Beware Reasonableness


Here is a customer experience story for you. Today, I had given my car for servicing at my regular service station. As usual, there was a delay when I went to pick it up at the scheduled time. The car was still being washed. Post the wait & settling the bill, I finally got the car. I was keen to get home & avoid the evening traffic snarls. To my surprise though, I saw that the car was still dirty at many places.

On further inspection, I discovered it had not been washed at all. Not only was I charged for it, but I was also made to wait long for the wash. Obviously, I was furious and frustrated. I made a complaint to the managers. And I was on my way out after agreeing for a wash the next time there.

That’s it? Nothing more? Why didn’t I make a bigger issue of it? Why settle so quickly?

Beware the soul sucking force of reasonableness.
– Chip & Dan Heath

Inspite of the service station being clearly at fault, the reason I did not make a mountain of the issue was probably what had happened at the service station earlier in the day. Several acts that defied business reasonableness.

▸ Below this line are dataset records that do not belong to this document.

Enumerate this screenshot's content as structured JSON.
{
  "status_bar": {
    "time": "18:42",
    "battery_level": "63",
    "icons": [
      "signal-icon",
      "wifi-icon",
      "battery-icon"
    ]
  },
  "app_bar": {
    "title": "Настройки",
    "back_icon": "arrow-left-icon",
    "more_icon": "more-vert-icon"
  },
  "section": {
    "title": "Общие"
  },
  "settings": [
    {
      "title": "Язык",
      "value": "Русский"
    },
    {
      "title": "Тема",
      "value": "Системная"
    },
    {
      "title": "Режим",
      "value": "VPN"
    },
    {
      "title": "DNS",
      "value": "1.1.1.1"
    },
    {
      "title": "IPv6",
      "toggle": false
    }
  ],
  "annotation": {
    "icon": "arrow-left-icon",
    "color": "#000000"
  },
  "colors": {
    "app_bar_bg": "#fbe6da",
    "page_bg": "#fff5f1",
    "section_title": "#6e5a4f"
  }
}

  • Early in the morning when I was dropping the car off, I had met the service manager. He wished me as soon as he saw me & ensured someone was attending to me at the earliest.
  • During both my visits on this occasion, I was offered drinking water (such a relief in Indian summers) & hot beverages.
  • Even more important, the person serving the water & beverages was genuinely smiling at customers. He seemed keen to serve & not just going through the motions.
  • And there was more than one person smiling at visiting customers, trying to make them feel comfortable & ensuring they were attended to quickly.
  • Even when the issue was discovered, there was no attempt to avoid the issue or blaming on lame excuses. All three levels of managers (service advisor, service team manager & the service station in-charge) –  acknowledged the issue, took responsibility for the same and apologised.

Decisions to the do the above acts could’ve all faced the challenge of corporate reasonableness. It is reasonable to save money by not giving free packaged water or beverages? Smiling, making customer feel comfortable & well attended to – this is a car service station, not a hotel for god’s sake!

The reasonableness defying acts were them building up their equity by take the initiative to give, give & give (the job jab jab in Gary Vaynerchuck’s terms). They cashed in their equity (the right hook) when they asked me to excuse them for their obvious mistake.